A complete and exact copy of the data below is required.
##### GIVEN RECORDS
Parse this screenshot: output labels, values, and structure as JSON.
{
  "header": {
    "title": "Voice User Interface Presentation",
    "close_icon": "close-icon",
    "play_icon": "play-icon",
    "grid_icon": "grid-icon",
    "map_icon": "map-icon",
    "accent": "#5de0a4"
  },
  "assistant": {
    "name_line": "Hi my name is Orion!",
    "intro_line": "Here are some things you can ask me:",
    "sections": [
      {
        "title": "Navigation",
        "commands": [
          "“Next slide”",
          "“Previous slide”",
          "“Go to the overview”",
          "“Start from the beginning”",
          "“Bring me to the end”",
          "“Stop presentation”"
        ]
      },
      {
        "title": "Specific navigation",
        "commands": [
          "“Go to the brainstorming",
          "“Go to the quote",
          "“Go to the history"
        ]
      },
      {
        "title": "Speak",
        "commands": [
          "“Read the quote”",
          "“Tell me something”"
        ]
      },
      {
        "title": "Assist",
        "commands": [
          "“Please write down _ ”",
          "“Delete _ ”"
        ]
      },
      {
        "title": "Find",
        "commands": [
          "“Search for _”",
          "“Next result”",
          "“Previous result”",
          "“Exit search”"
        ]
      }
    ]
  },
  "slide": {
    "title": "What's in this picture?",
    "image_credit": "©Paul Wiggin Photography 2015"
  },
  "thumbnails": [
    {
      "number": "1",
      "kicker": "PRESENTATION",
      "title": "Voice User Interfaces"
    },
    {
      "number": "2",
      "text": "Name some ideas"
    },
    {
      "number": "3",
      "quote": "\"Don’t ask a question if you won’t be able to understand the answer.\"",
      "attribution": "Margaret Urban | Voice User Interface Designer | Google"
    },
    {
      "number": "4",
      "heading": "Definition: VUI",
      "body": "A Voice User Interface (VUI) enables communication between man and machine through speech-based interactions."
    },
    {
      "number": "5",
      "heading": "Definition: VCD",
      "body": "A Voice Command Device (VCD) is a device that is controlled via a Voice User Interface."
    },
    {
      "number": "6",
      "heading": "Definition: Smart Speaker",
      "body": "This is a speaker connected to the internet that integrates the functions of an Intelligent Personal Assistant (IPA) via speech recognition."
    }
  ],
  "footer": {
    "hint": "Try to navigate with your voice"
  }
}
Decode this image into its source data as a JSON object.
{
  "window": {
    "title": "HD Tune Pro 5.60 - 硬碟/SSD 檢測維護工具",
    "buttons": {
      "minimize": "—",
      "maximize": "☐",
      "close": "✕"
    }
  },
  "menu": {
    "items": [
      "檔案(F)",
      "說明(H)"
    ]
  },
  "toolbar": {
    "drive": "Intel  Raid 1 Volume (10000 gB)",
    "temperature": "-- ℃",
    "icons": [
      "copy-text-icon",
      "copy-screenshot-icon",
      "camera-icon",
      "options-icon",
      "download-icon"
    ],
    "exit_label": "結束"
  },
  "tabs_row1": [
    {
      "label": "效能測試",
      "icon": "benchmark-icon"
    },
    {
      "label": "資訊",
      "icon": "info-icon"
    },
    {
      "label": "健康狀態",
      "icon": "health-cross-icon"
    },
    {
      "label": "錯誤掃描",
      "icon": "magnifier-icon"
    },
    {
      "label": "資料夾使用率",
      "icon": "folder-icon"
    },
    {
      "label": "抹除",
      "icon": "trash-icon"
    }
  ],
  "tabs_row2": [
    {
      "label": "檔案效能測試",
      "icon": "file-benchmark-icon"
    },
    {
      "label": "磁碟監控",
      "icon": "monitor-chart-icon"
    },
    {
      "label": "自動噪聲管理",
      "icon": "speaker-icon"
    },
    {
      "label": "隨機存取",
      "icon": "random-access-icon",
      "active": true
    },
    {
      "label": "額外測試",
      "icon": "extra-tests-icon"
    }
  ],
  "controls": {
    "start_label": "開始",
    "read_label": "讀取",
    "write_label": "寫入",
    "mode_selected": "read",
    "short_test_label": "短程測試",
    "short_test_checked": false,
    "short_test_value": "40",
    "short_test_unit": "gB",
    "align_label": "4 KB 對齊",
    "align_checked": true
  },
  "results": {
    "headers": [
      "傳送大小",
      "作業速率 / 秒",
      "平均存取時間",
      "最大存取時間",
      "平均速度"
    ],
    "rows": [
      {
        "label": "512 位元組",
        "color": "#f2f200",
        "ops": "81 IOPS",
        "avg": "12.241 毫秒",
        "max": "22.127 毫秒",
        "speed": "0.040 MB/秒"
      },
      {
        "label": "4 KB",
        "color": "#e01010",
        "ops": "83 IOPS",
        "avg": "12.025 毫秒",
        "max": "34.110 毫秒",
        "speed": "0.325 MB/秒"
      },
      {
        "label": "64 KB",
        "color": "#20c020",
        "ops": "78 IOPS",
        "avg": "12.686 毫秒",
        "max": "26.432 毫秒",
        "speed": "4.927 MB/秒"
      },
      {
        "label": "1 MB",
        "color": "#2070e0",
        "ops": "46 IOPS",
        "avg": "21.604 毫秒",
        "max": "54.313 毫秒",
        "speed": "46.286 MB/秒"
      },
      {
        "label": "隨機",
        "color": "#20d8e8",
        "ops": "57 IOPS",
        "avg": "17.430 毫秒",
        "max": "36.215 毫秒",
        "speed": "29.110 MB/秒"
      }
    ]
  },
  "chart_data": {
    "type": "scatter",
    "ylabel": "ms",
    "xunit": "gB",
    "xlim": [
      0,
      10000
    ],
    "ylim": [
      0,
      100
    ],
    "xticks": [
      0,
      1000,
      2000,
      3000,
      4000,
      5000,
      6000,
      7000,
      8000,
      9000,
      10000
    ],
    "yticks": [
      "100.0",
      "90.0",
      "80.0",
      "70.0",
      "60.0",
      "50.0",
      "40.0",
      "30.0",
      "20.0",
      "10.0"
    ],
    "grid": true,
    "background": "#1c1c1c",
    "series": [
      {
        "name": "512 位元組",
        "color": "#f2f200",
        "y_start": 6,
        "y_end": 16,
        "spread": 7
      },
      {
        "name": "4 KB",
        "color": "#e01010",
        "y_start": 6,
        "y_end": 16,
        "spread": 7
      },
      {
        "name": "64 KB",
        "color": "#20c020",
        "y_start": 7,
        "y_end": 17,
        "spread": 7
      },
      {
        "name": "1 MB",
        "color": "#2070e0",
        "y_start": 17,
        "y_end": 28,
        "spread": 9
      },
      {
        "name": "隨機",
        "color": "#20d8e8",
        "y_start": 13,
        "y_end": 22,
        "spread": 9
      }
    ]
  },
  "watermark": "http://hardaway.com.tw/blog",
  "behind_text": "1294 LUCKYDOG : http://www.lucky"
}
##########
■ **SOLVED PROBLEM**:
Parse this screenshot: output labels, values, and structure as JSON.
{
  "header": {
    "title": "Voice User Interface Presentation",
    "close_icon": "close-icon",
    "play_icon": "play-icon",
    "grid_icon": "grid-icon",
    "map_icon": "map-icon",
    "accent": "#5de0a4"
  },
  "assistant": {
    "name_line": "Hi my name is Orion!",
    "intro_line": "Here are some things you can ask me:",
    "sections": [
      {
        "title": "Navigation",
        "commands": [
          "“Next slide”",
          "“Previous slide”",
          "“Go to the overview”",
          "“Start from the beginning”",
          "“Bring me to the end”",
          "“Stop presentation”"
        ]
      },
      {
        "title": "Specific navigation",
        "commands": [
          "“Go to the brainstorming",
          "“Go to the quote",
          "“Go to the history"
        ]
      },
      {
        "title": "Speak",
        "commands": [
          "“Read the quote”",
          "“Tell me something”"
        ]
      },
      {
        "title": "Assist",
        "commands": [
          "“Please write down _ ”",
          "“Delete _ ”"
        ]
      },
      {
        "title": "Find",
        "commands": [
          "“Search for _”",
          "“Next result”",
          "“Previous result”",
          "“Exit search”"
        ]
      }
    ]
  },
  "slide": {
    "title": "What's in this picture?",
    "image_credit": "©Paul Wiggin Photography 2015"
  },
  "thumbnails": [
    {
      "number": "1",
      "kicker": "PRESENTATION",
      "title": "Voice User Interfaces"
    },
    {
      "number": "2",
      "text": "Name some ideas"
    },
    {
      "number": "3",
      "quote": "\"Don’t ask a question if you won’t be able to understand the answer.\"",
      "attribution": "Margaret Urban | Voice User Interface Designer | Google"
    },
    {
      "number": "4",
      "heading": "Definition: VUI",
      "body": "A Voice User Interface (VUI) enables communication between man and machine through speech-based interactions."
    },
    {
      "number": "5",
      "heading": "Definition: VCD",
      "body": "A Voice Command Device (VCD) is a device that is controlled via a Voice User Interface."
    },
    {
      "number": "6",
      "heading": "Definition: Smart Speaker",
      "body": "This is a speaker connected to the internet that integrates the functions of an Intelligent Personal Assistant (IPA) via speech recognition."
    }
  ],
  "footer": {
    "hint": "Try to navigate with your voice"
  }
}
Decode this image into its source data as a JSON object.
{
  "window": {
    "title": "HD Tune Pro 5.60 - 硬碟/SSD 檢測維護工具",
    "buttons": {
      "minimize": "—",
      "maximize": "☐",
      "close": "✕"
    }
  },
  "menu": {
    "items": [
      "檔案(F)",
      "說明(H)"
    ]
  },
  "toolbar": {
    "drive": "Intel  Raid 1 Volume (10000 gB)",
    "temperature": "-- ℃",
    "icons": [
      "copy-text-icon",
      "copy-screenshot-icon",
      "camera-icon",
      "options-icon",
      "download-icon"
    ],
    "exit_label": "結束"
  },
  "tabs_row1": [
    {
      "label": "效能測試",
      "icon": "benchmark-icon"
    },
    {
      "label": "資訊",
      "icon": "info-icon"
    },
    {
      "label": "健康狀態",
      "icon": "health-cross-icon"
    },
    {
      "label": "錯誤掃描",
      "icon": "magnifier-icon"
    },
    {
      "label": "資料夾使用率",
      "icon": "folder-icon"
    },
    {
      "label": "抹除",
      "icon": "trash-icon"
    }
  ],
  "tabs_row2": [
    {
      "label": "檔案效能測試",
      "icon": "file-benchmark-icon"
    },
    {
      "label": "磁碟監控",
      "icon": "monitor-chart-icon"
    },
    {
      "label": "自動噪聲管理",
      "icon": "speaker-icon"
    },
    {
      "label": "隨機存取",
      "icon": "random-access-icon",
      "active": true
    },
    {
      "label": "額外測試",
      "icon": "extra-tests-icon"
    }
  ],
  "controls": {
    "start_label": "開始",
    "read_label": "讀取",
    "write_label": "寫入",
    "mode_selected": "read",
    "short_test_label": "短程測試",
    "short_test_checked": false,
    "short_test_value": "40",
    "short_test_unit": "gB",
    "align_label": "4 KB 對齊",
    "align_checked": true
  },
  "results": {
    "headers": [
      "傳送大小",
      "作業速率 / 秒",
      "平均存取時間",
      "最大存取時間",
      "平均速度"
    ],
    "rows": [
      {
        "label": "512 位元組",
        "color": "#f2f200",
        "ops": "81 IOPS",
        "avg": "12.241 毫秒",
        "max": "22.127 毫秒",
        "speed": "0.040 MB/秒"
      },
      {
        "label": "4 KB",
        "color": "#e01010",
        "ops": "83 IOPS",
        "avg": "12.025 毫秒",
        "max": "34.110 毫秒",
        "speed": "0.325 MB/秒"
      },
      {
        "label": "64 KB",
        "color": "#20c020",
        "ops": "78 IOPS",
        "avg": "12.686 毫秒",
        "max": "26.432 毫秒",
        "speed": "4.927 MB/秒"
      },
      {
        "label": "1 MB",
        "color": "#2070e0",
        "ops": "46 IOPS",
        "avg": "21.604 毫秒",
        "max": "54.313 毫秒",
        "speed": "46.286 MB/秒"
      },
      {
        "label": "隨機",
        "color": "#20d8e8",
        "ops": "57 IOPS",
        "avg": "17.430 毫秒",
        "max": "36.215 毫秒",
        "speed": "29.110 MB/秒"
      }
    ]
  },
  "chart_data": {
    "type": "scatter",
    "ylabel": "ms",
    "xunit": "gB",
    "xlim": [
      0,
      10000
    ],
    "ylim": [
      0,
      100
    ],
    "xticks": [
      0,
      1000,
      2000,
      3000,
      4000,
      5000,
      6000,
      7000,
      8000,
      9000,
      10000
    ],
    "yticks": [
      "100.0",
      "90.0",
      "80.0",
      "70.0",
      "60.0",
      "50.0",
      "40.0",
      "30.0",
      "20.0",
      "10.0"
    ],
    "grid": true,
    "background": "#1c1c1c",
    "series": [
      {
        "name": "512 位元組",
        "color": "#f2f200",
        "y_start": 6,
        "y_end": 16,
        "spread": 7
      },
      {
        "name": "4 KB",
        "color": "#e01010",
        "y_start": 6,
        "y_end": 16,
        "spread": 7
      },
      {
        "name": "64 KB",
        "color": "#20c020",
        "y_start": 7,
        "y_end": 17,
        "spread": 7
      },
      {
        "name": "1 MB",
        "color": "#2070e0",
        "y_start": 17,
        "y_end": 28,
        "spread": 9
      },
      {
        "name": "隨機",
        "color": "#20d8e8",
        "y_start": 13,
        "y_end": 22,
        "spread": 9
      }
    ]
  },
  "watermark": "http://hardaway.com.tw/blog",
  "behind_text": "1294 LUCKYDOG : http://www.lucky"
}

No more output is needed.